Recorded data:
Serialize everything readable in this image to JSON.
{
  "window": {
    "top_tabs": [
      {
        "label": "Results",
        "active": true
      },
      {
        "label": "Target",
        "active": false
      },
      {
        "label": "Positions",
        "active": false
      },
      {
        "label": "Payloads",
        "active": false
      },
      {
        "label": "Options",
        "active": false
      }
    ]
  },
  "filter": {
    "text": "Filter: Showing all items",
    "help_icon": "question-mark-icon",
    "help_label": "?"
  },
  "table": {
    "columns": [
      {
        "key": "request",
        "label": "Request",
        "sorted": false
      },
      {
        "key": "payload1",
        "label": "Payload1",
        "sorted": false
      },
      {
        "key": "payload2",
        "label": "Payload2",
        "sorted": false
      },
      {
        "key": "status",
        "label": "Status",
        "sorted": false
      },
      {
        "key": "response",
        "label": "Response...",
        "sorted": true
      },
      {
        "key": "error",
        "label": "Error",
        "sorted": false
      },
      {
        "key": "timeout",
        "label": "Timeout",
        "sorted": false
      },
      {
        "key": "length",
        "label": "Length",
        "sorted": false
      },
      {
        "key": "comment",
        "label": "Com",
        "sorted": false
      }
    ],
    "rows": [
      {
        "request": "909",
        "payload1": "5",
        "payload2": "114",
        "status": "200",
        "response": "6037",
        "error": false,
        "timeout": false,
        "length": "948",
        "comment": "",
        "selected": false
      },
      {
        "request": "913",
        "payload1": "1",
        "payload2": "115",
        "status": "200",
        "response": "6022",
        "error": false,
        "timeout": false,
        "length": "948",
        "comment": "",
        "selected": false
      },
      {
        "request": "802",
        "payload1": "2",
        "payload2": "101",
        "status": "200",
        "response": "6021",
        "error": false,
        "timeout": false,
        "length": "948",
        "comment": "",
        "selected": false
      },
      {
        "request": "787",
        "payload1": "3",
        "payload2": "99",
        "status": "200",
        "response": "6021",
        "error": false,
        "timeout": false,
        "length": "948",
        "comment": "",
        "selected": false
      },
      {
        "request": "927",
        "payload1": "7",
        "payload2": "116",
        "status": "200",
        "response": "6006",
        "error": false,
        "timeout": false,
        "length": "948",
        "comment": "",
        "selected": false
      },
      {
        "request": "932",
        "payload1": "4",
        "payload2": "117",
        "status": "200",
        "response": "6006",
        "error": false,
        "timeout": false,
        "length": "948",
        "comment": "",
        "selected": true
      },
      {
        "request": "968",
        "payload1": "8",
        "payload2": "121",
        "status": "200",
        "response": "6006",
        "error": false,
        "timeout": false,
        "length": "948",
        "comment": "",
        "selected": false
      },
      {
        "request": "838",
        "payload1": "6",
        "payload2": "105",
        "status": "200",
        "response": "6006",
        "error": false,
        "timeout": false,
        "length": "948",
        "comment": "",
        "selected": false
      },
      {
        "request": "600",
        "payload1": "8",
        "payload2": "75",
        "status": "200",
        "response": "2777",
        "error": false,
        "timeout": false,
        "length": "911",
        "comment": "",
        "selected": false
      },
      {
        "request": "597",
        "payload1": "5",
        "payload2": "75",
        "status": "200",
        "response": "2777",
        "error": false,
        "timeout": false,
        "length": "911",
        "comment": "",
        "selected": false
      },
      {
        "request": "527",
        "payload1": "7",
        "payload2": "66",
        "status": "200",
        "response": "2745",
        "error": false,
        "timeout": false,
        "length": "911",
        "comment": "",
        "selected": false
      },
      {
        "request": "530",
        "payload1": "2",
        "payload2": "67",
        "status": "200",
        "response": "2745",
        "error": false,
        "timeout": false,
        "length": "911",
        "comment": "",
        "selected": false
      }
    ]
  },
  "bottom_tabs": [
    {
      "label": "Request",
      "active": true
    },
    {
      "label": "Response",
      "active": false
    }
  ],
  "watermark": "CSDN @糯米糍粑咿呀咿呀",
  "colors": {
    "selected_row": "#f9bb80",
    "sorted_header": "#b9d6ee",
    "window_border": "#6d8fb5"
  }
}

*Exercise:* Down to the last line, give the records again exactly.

*Your solution:*
Serialize everything readable in this image to JSON.
{
  "window": {
    "top_tabs": [
      {
        "label": "Results",
        "active": true
      },
      {
        "label": "Target",
        "active": false
      },
      {
        "label": "Positions",
        "active": false
      },
      {
        "label": "Payloads",
        "active": false
      },
      {
        "label": "Options",
        "active": false
      }
    ]
  },
  "filter": {
    "text": "Filter: Showing all items",
    "help_icon": "question-mark-icon",
    "help_label": "?"
  },
  "table": {
    "columns": [
      {
        "key": "request",
        "label": "Request",
        "sorted": false
      },
      {
        "key": "payload1",
        "label": "Payload1",
        "sorted": false
      },
      {
        "key": "payload2",
        "label": "Payload2",
        "sorted": false
      },
      {
        "key": "status",
        "label": "Status",
        "sorted": false
      },
      {
        "key": "response",
        "label": "Response...",
        "sorted": true
      },
      {
        "key": "error",
        "label": "Error",
        "sorted": false
      },
      {
        "key": "timeout",
        "label": "Timeout",
        "sorted": false
      },
      {
        "key": "length",
        "label": "Length",
        "sorted": false
      },
      {
        "key": "comment",
        "label": "Com",
        "sorted": false
      }
    ],
    "rows": [
      {
        "request": "909",
        "payload1": "5",
        "payload2": "114",
        "status": "200",
        "response": "6037",
        "error": false,
        "timeout": false,
        "length": "948",
        "comment": "",
        "selected": false
      },
      {
        "request": "913",
        "payload1": "1",
        "payload2": "115",
        "status": "200",
        "response": "6022",
        "error": false,
        "timeout": false,
        "length": "948",
        "comment": "",
        "selected": false
      },
      {
        "request": "802",
        "payload1": "2",
        "payload2": "101",
        "status": "200",
        "response": "6021",
        "error": false,
        "timeout": false,
        "length": "948",
        "comment": "",
        "selected": false
      },
      {
        "request": "787",
        "payload1": "3",
        "payload2": "99",
        "status": "200",
        "response": "6021",
        "error": false,
        "timeout": false,
        "length": "948",
        "comment": "",
        "selected": false
      },
      {
        "request": "927",
        "payload1": "7",
        "payload2": "116",
        "status": "200",
        "response": "6006",
        "error": false,
        "timeout": false,
        "length": "948",
        "comment": "",
        "selected": false
      },
      {
        "request": "932",
        "payload1": "4",
        "payload2": "117",
        "status": "200",
        "response": "6006",
        "error": false,
        "timeout": false,
        "length": "948",
        "comment": "",
        "selected": true
      },
      {
        "request": "968",
        "payload1": "8",
        "payload2": "121",
        "status": "200",
        "response": "6006",
        "error": false,
        "timeout": false,
        "length": "948",
        "comment": "",
        "selected": false
      },
      {
        "request": "838",
        "payload1": "6",
        "payload2": "105",
        "status": "200",
        "response": "6006",
        "error": false,
        "timeout": false,
        "length": "948",
        "comment": "",
        "selected": false
      },
      {
        "request": "600",
        "payload1": "8",
        "payload2": "75",
        "status": "200",
        "response": "2777",
        "error": false,
        "timeout": false,
        "length": "911",
        "comment": "",
        "selected": false
      },
      {
        "request": "597",
        "payload1": "5",
        "payload2": "75",
        "status": "200",
        "response": "2777",
        "error": false,
        "timeout": false,
        "length": "911",
        "comment": "",
        "selected": false
      },
      {
        "request": "527",
        "payload1": "7",
        "payload2": "66",
        "status": "200",
        "response": "2745",
        "error": false,
        "timeout": false,
        "length": "911",
        "comment": "",
        "selected": false
      },
      {
        "request": "530",
        "payload1": "2",
        "payload2": "67",
        "status": "200",
        "response": "2745",
        "error": false,
        "timeout": false,
        "length": "911",
        "comment": "",
        "selected": false
      }
    ]
  },
  "bottom_tabs": [
    {
      "label": "Request",
      "active": true
    },
    {
      "label": "Response",
      "active": false
    }
  ],
  "watermark": "CSDN @糯米糍粑咿呀咿呀",
  "colors": {
    "selected_row": "#f9bb80",
    "sorted_header": "#b9d6ee",
    "window_border": "#6d8fb5"
  }
}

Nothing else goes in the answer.